Statement by the Delegation of Turkey on "Cluster I" of the Third Session of the Preparatory Commitee for the 2010 Review Conference of the Nuclear Non-Proliferation Treaty
Having presented our views on the NPT in our general statement delivered on May 6, I would now like to elaborate our position with regard to the Cluster I issues.
Like many other delegations who have taken part in the general debate, we have emphasized in our statement of May 6 that the three pillars of the NPT regime were of equal importance and are interrelated. We wish to register once again that the issues of disarmament, non-proliferation and peaceful use need to be addressed in a holistic approach.
Let me explain how we could work towards achieving the objectives enshrined in Article VI of the Treaty. Our conviction is that nuclear disarmament should be irreversible, transparent and verifiable. The approach should be gradual and realistic, comprising of incremental and complementary practical steps. We do not have to re-invent the wheel; we may begin by consolidating and building on the previous accomplishments of the NPT process.
In this context, "Principles and Objectives for Nuclear Non-Proliferation and Disarmament" of 1995 and the "Final Document of the 2000 Review Conference, particularly to the "13 Practical Steps" contained therein can provide the necessary guidance. Indeed, all Treaty-based nuclear arms control and disarmament accords play their distinctive roles in meeting Article VI obligations.
There have been accomplishments in nuclear disarmament. Since the end of the Cold War, significant positive changes have taken place with regard to the role of nuclear forces in international security environment. Most important, in our view, is the change of paradigm in nuclear thinking. The predominant role of nuclear weapons in the security and defence policies of nuclear-weapon states has been declining. The NPT nuclear powers have carried out important nuclear force reductions. The high readiness and alert levels of these weapons have been reduced significantly. Planning and targeting related to nuclear weapons have been eased. We are encouraged by these developments. And we insist that this momentum should be preserved.
In this context, Turkey welcomes the joint statement issued by the President of the United States, Barack Obama, and the President of the Russian Federation, Dmitriy Medvedev on 1 April 2009 regarding negotiations on further reductions in strategic offensive arms. We will continue to encourage all such positive steps to be taken by the United States and the Russian Federation aimed at enhancing global security.
Of course, no single step can suffice in our global efforts for nuclear disarmament and non-proliferation. We hold the view that this endeavour consists of several inter-related building blocks: For instance, the early into force of the CTBT will be a vital building block. Turkey signed this important Treaty as soon as it was opened to signature in 1996. We are heartened to see that the Treaty has been ratified by 35 of the 44 "Annex II" countries.

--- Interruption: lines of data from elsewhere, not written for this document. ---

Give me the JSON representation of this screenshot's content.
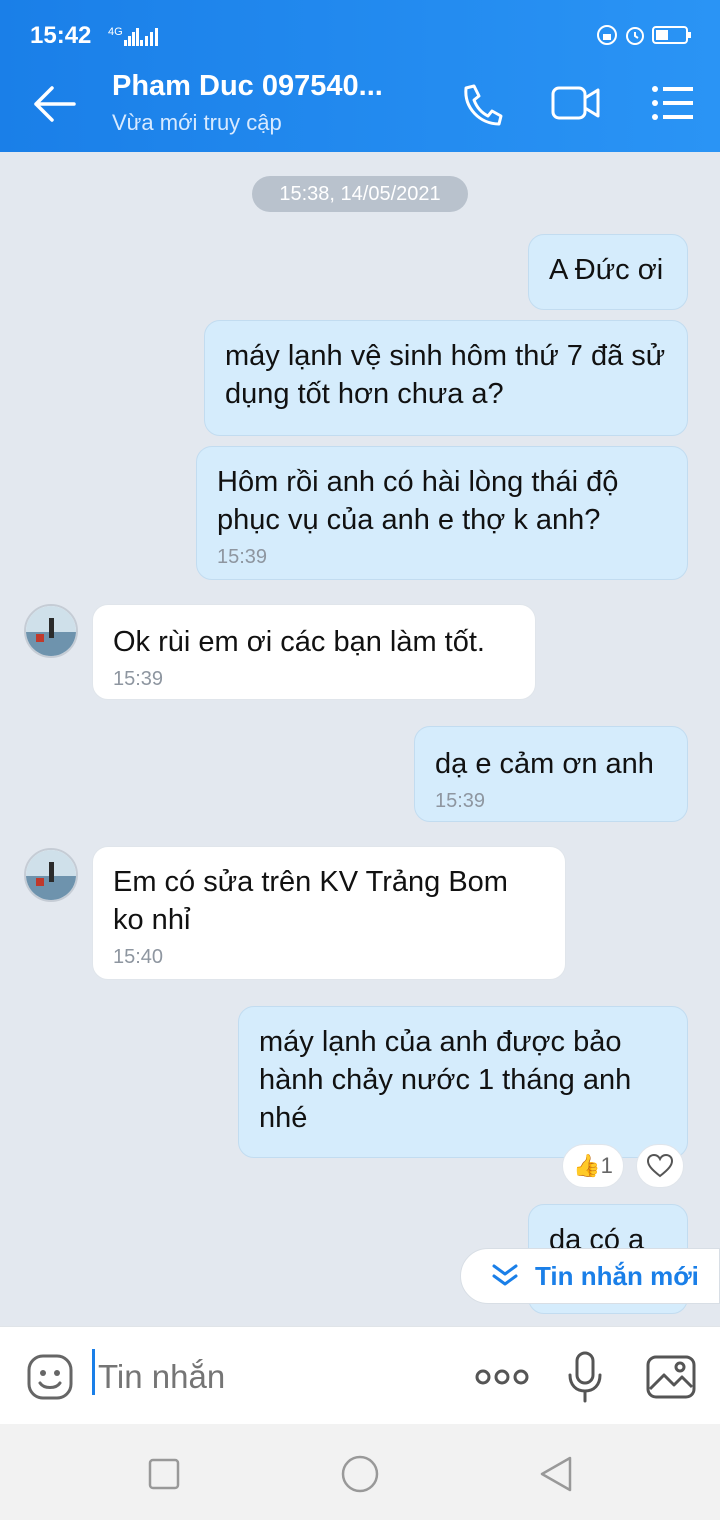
{
  "status_bar": {
    "time": "15:42",
    "network": "4G"
  },
  "header": {
    "contact_name": "Pham Duc 097540...",
    "presence": "Vừa mới truy cập",
    "icons": [
      "back-arrow-icon",
      "phone-icon",
      "video-call-icon",
      "menu-list-icon"
    ]
  },
  "chat": {
    "date_separator": "15:38, 14/05/2021",
    "messages": [
      {
        "direction": "out",
        "text": "A Đức ơi"
      },
      {
        "direction": "out",
        "text": "máy lạnh vệ sinh hôm thứ 7 đã sử dụng tốt hơn chưa a?"
      },
      {
        "direction": "out",
        "text": "Hôm rồi anh có hài lòng thái độ phục vụ của anh e thợ k anh?",
        "time": "15:39"
      },
      {
        "direction": "in",
        "text": "Ok rùi em ơi các bạn làm tốt.",
        "time": "15:39"
      },
      {
        "direction": "out",
        "text": "dạ e cảm ơn anh",
        "time": "15:39"
      },
      {
        "direction": "in",
        "text": "Em có sửa trên KV Trảng Bom ko nhỉ",
        "time": "15:40"
      },
      {
        "direction": "out",
        "text": "máy lạnh của anh được bảo hành chảy nước 1 tháng anh nhé",
        "reaction_count": "1"
      },
      {
        "direction": "out",
        "text": "dạ có a"
      }
    ]
  },
  "new_messages_button": "Tin nhắn mới",
  "composer": {
    "placeholder": "Tin nhắn"
  },
  "colors": {
    "accent": "#1a7fe8",
    "outgoing_bubble": "#d5ecfc",
    "chat_background": "#e3e8ef"
  }
}
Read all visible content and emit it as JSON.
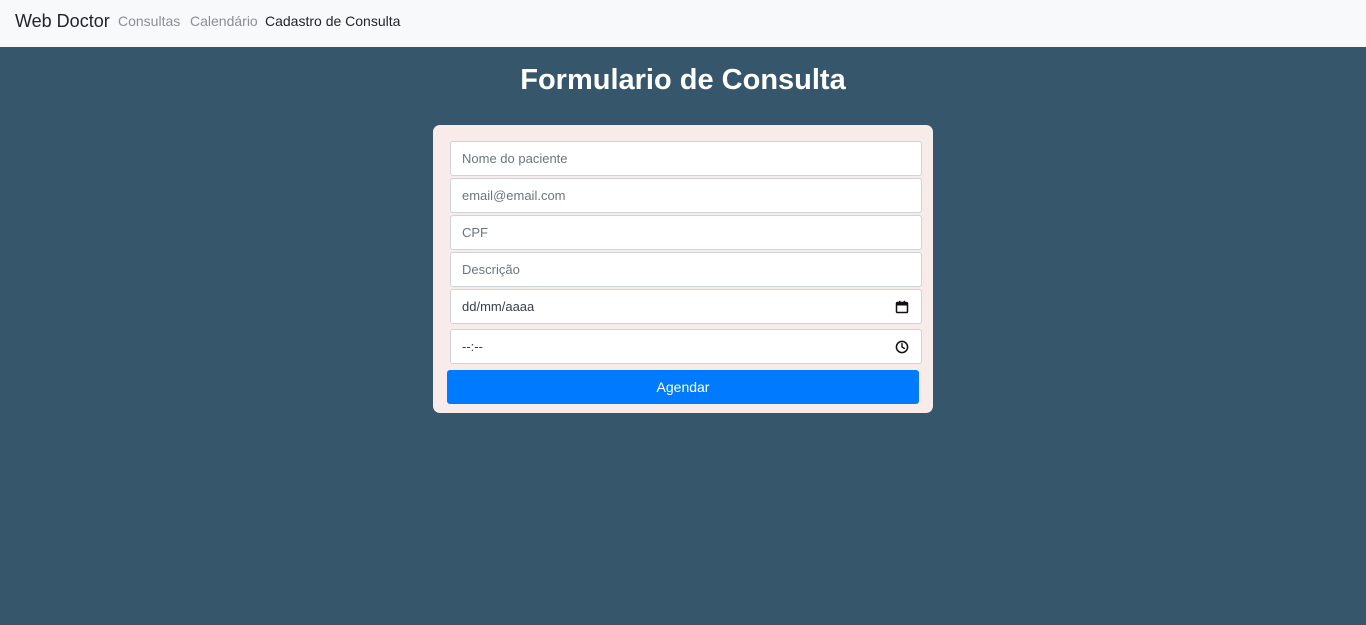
{
  "navbar": {
    "brand": "Web Doctor",
    "links": [
      {
        "label": "Consultas"
      },
      {
        "label": "Calendário"
      },
      {
        "label": "Cadastro de Consulta"
      }
    ]
  },
  "page": {
    "title": "Formulario de Consulta"
  },
  "form": {
    "nome_placeholder": "Nome do paciente",
    "email_placeholder": "email@email.com",
    "cpf_placeholder": "CPF",
    "descricao_placeholder": "Descrição",
    "date_display": "dd/mm/aaaa",
    "time_display": "--:--",
    "date_icon": "calendar-icon",
    "time_icon": "clock-icon",
    "submit_label": "Agendar"
  },
  "colors": {
    "background": "#36576b",
    "navbar": "#f8f9fa",
    "card": "#f7ecea",
    "button": "#007bff"
  }
}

Yet, more needs to be done.
Turkey has been actively participating in Article XIV Conferences since 1999. In the wake of the next "Article XIV Conference" to be held in September 2009, we shall continue to promote and work for the entry into force of the CTBT. Actually, my country assumed key responsibility within the verification system. We host one of the 50 primary seismic stations of the "International Monitoring System". This is among the already certified 37 stations. We see the CTBT as instrumental in restraining vertical proliferation. Accordingly, we call upon all states that have not yet signed and ratified the Treaty, to do so; in particular, the states whose ratification is required for its entry into force. Pending that, all states should continue to abide by a moratorium and refrain from any action, which would be contrary to the provisions of the CTBT.
On the eve of the NPT Preparatory Committee and the Review Conference, the Conference on Disarmament (CD) has more responsibility than ever. If we were able to overcome the long stalemate in the CD, possible achievements such as entry into force of the CTBT may create synergy. As part of our efforts to ensure the early entry into force of the Treaty, Turkey on 1-2 July 2008 hosted a cross-regional workshop on "Twelve Years of the CTBT: Achievements and Perspectives" that brought together representatives from Africa, Asia, Europe, Middle East, Latin America and the Caribbean.
Another building block could be a Fissile Material Cut-off Treaty (FMCT). Indeed, if we are to resume the substantive work in the CD, FMCT seems to be the most appropriate topic for commencing negotiations. Such a treaty should place a quantitative cap on the fissile material that is designed for use in nuclear weapons and other nuclear explosive devices. Banning these materials would strengthen both non-proliferation and disarmament. We believe that a comprehensive and non-discriminatory approach to FMCT negotiations should include the issue of stockpiles and effective verification as well.
We believe that, in the future, the CD may also take up new initiatives on such issues as nuclear-weapon free zones, prevention of an arms race in outer space and additional measures to strengthen negative security assurances.
We value such possible steps as complementary and mutually-reinforcing means within our toolbox.
The integrity and credibility of the NPT require the renewed commitment of all of us to its principles and objectives. We will continue to work actively and constructively with a view to reaching a substantive and balanced outcome at the 2010 Review Conference.